HIPPOLYTUS OF EURIPIDES.
With Introduction, Notes, and Appendix,
J. P. MAHAFFY,
FELLOW OF TRINITY COLLEGE, DUBLIN ;
J. B. BURY,
FELLOW AND TUTOR OF TRINITY COLLEGE, DUBLIN.
SECOND EDITION, REVISED.
MACMILLAN AND CO.
[The right of Translation is reserved.]
The Crowned Hippolytus, as we have it, is the second edition of the play, altered and improved by the poet himself, so that it not only obtained first prize (428 B.C.), but was held one of the greatest of his works. We do not know its companions in the Trilogy; but here, as in other cases, the poet seems to have rested his claims on the merit of one piece above the rest, and this is the piece preserved to us. It is remarkable that the earlier edition survived, and is quoted up to the time of Stobaeus. The author of our Argument thinks it very inferior to the extant play, and doubtless the poet would have suppressed it, had it been possible. But it seems that even before 430 B.C. copies of books spread with such rapidity at Athens, that as soon as a play came out it became public property, and thus we have several instances quoted of double editions, both surviving, and acknowledged by the author.

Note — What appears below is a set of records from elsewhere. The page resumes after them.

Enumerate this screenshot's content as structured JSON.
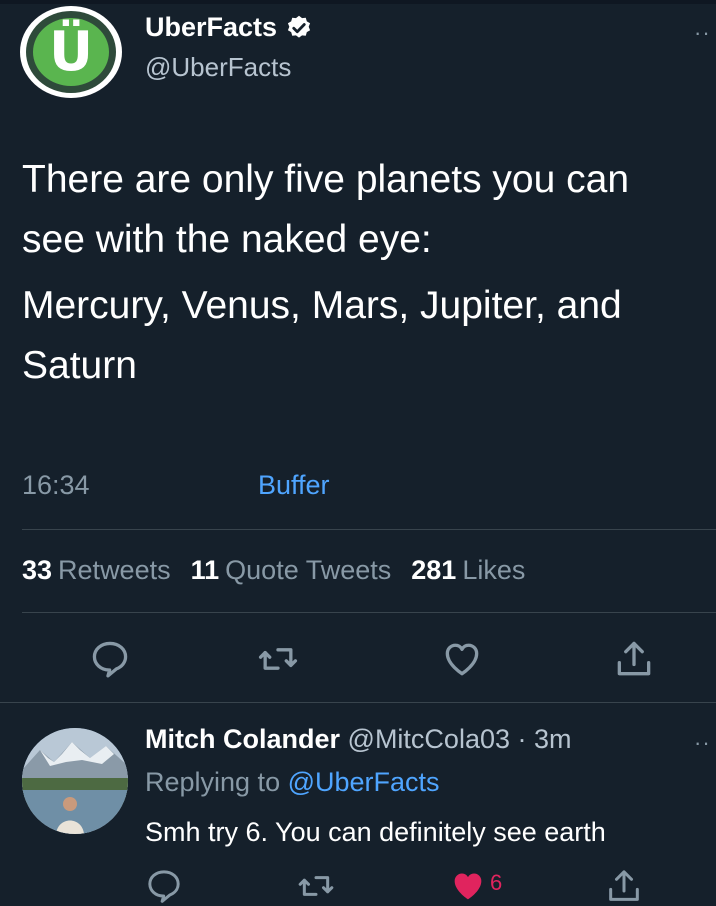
{
  "tweet": {
    "author_name": "UberFacts",
    "author_handle": "@UberFacts",
    "avatar_letter": "Ü",
    "text_lines": [
      "There are only five planets you can see with the naked eye:",
      "Mercury, Venus, Mars, Jupiter, and Saturn"
    ],
    "time": "16:34",
    "source": "Buffer",
    "more_glyph": "··"
  },
  "stats": {
    "retweets_count": "33",
    "retweets_label": "Retweets",
    "quotes_count": "11",
    "quotes_label": "Quote Tweets",
    "likes_count": "281",
    "likes_label": "Likes"
  },
  "actions": [
    "reply-icon",
    "retweet-icon",
    "like-icon",
    "share-icon"
  ],
  "reply": {
    "author_name": "Mitch Colander",
    "author_handle": "@MitcCola03",
    "separator": " · ",
    "age": "3m",
    "replying_prefix": "Replying to ",
    "replying_to": "@UberFacts",
    "text": "Smh try 6. You can definitely see earth",
    "like_count": "6",
    "more_glyph": "··"
  },
  "colors": {
    "background": "#15202b",
    "link": "#4fa5ff",
    "muted": "#8899a6",
    "like": "#e0245e",
    "divider": "#38444d"
  }
}
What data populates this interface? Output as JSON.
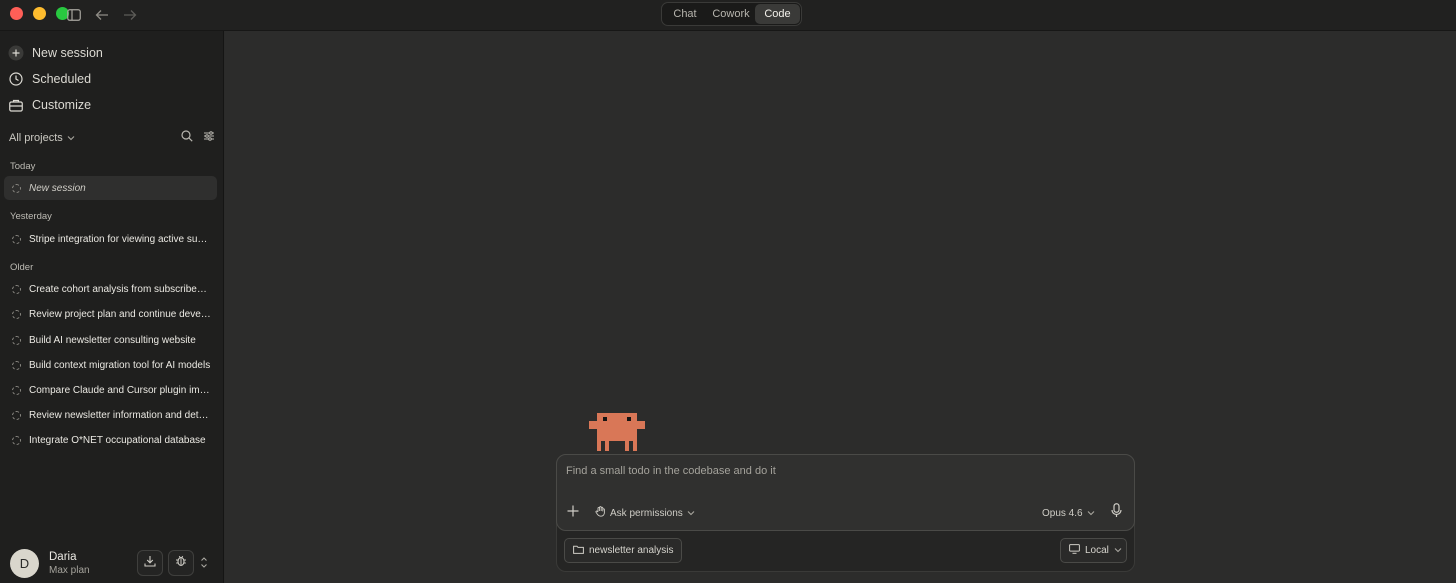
{
  "titlebar": {
    "tabs": [
      {
        "label": "Chat",
        "active": false
      },
      {
        "label": "Cowork",
        "active": false
      },
      {
        "label": "Code",
        "active": true
      }
    ]
  },
  "sidebar": {
    "nav": [
      {
        "label": "New session",
        "icon": "plus-circle-icon"
      },
      {
        "label": "Scheduled",
        "icon": "clock-icon"
      },
      {
        "label": "Customize",
        "icon": "briefcase-icon"
      }
    ],
    "projects_label": "All projects",
    "sections": {
      "today": "Today",
      "yesterday": "Yesterday",
      "older": "Older"
    },
    "sessions_today": [
      "New session"
    ],
    "sessions_yesterday": [
      "Stripe integration for viewing active su…"
    ],
    "sessions_older": [
      "Create cohort analysis from subscribe…",
      "Review project plan and continue deve…",
      "Build AI newsletter consulting website",
      "Build context migration tool for AI models",
      "Compare Claude and Cursor plugin im…",
      "Review newsletter information and det…",
      "Integrate O*NET occupational database"
    ],
    "user": {
      "initial": "D",
      "name": "Daria",
      "plan": "Max plan"
    }
  },
  "composer": {
    "placeholder": "Find a small todo in the codebase and do it",
    "permissions_label": "Ask permissions",
    "model_label": "Opus 4.6",
    "folder_chip": "newsletter analysis",
    "env_chip": "Local"
  },
  "colors": {
    "accent_mascot": "#d97757",
    "traffic_red": "#ff5f57",
    "traffic_yellow": "#febc2e",
    "traffic_green": "#28c840"
  }
}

It would be very interesting to know what changes Euripides introduced. Some have inferred from the extant Latin tragedy on this subject, that in the earlier shape Phaedra declared herself in person to Hippolytus, whose attitude may have given the title